In fact, ESG-savvy companies are giving themselves a competitive edge in capital market appeal over their peers. They’ve figured out that investors are using their role in capital markets to influence businesses and governments towards a more sustainable society. At the same time, they’re looking to investor cohorts such as millennials who are said to value a healthy environment, responsible government and open and inclusive companies, and are therefore willing to take action on the issues that matter to them.
In DFIN’s white paper, “Disclosure of Environmental, Social and Governance (ESG) Risk Factors,” Eric Hespenheide, chairman of GRI, indicates that leaders typically use GRI disclosures to guide their sustainability reporting and understanding of materiality. It involves using a robust and inclusive stakeholder process enabling companies to understand various perspectives and classify what is material from an investor perspective.
Unfortunately, companies that ineffectively report ESG issues — or avoid them altogether — believe that taking a position and committing to it means having to invest money in it, rather than its core business.
But this thinking ultimately backfires. Investing in an ESG-integrated reporting system is simply the price of doing business and a worthwhile endeavor that pays dividends. At the end of the day, effective reporting of sustainability activities equals positive financial impact. A study of ESG research reports by the University of Oxford and Arabesque partners found that it lowers the cost of capital, results in better operational performance and positively influences stock price.
Still, with all of the buzz around ESG reporting, adoption differs around the world. A 2017 survey of IR professionals that appeared in IR Magazine revealed that 40 percent of those in North America were not providing ESG, compared with seven percent of European respondents and eight percent in Asia.

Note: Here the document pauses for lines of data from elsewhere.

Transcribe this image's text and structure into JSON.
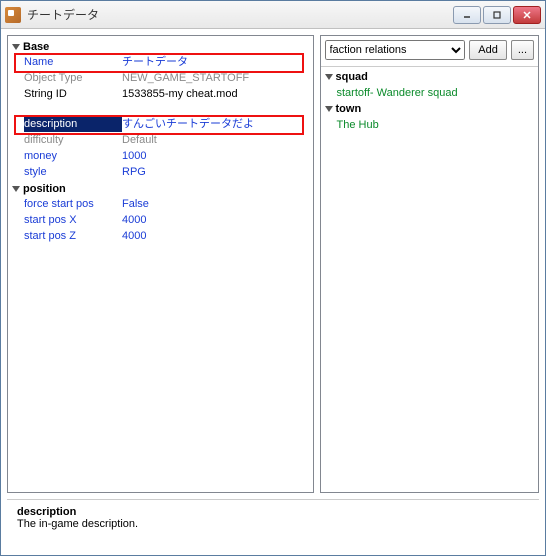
{
  "window": {
    "title": "チートデータ"
  },
  "dropdown": {
    "selected": "faction relations",
    "add_label": "Add",
    "more_label": "..."
  },
  "groups": {
    "base": {
      "label": "Base",
      "name_label": "Name",
      "name_value": "チートデータ",
      "object_type_label": "Object Type",
      "object_type_value": "NEW_GAME_STARTOFF",
      "string_id_label": "String ID",
      "string_id_value": "1533855-my cheat.mod"
    },
    "desc": {
      "description_label": "description",
      "description_value": "すんごいチートデータだよ",
      "difficulty_label": "difficulty",
      "difficulty_value": "Default",
      "money_label": "money",
      "money_value": "1000",
      "style_label": "style",
      "style_value": "RPG"
    },
    "position": {
      "label": "position",
      "force_start_label": "force start pos",
      "force_start_value": "False",
      "start_x_label": "start pos X",
      "start_x_value": "4000",
      "start_z_label": "start pos Z",
      "start_z_value": "4000"
    }
  },
  "right": {
    "squad_label": "squad",
    "squad_item": "startoff- Wanderer squad",
    "town_label": "town",
    "town_item": "The Hub"
  },
  "footer": {
    "name": "description",
    "text": "The in-game description."
  }
}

But this is set to change — and quickly. According to Truzzolino: “Too often in the past, discussions of ESG factors have been check-the-box exercises, with management and IROs disclosing boilerplate ESG or CSR disclosure, hoping to say whatever would mollify the investment community. As someone who’s been tracking this phenomenon since 2015, I can attest that gone are the days when such a strategy will work. If companies are not already on, or about to get on board, they will be left behind their peers in terms of performance and recognition on an industry and global scale.”
Integrated reporting is clearly a way for public companies to solve the issue of inadequate sustainability data, and in doing so they will get ahead of the curve in addressing coming regulation and standardization.
Investors are clear in what they want: ESG data that has a clear link to corporate strategy, risk and risk management and operational context. They need this data in standardized format to aid in transparency and comparability. Finally, sustainability reports should integrate with financial and non-financial data to help tell the holistic company long-term strategy.
Going forward, clear and robust ESG reporting will become a normal requirement and an operational part of financial disclosure. Investor and regulatory pressure is mounting to ensure this happens.
As companies continue to be expected to disclose their material exposure to ESG issues, CEOs and CFOs should start explaining and presenting ESG information in a clear, accessible form now.
Adopting an integrated reporting solution will help companies prepare for what’s coming, as investors increasingly embrace ESG data as part of their investment decisions.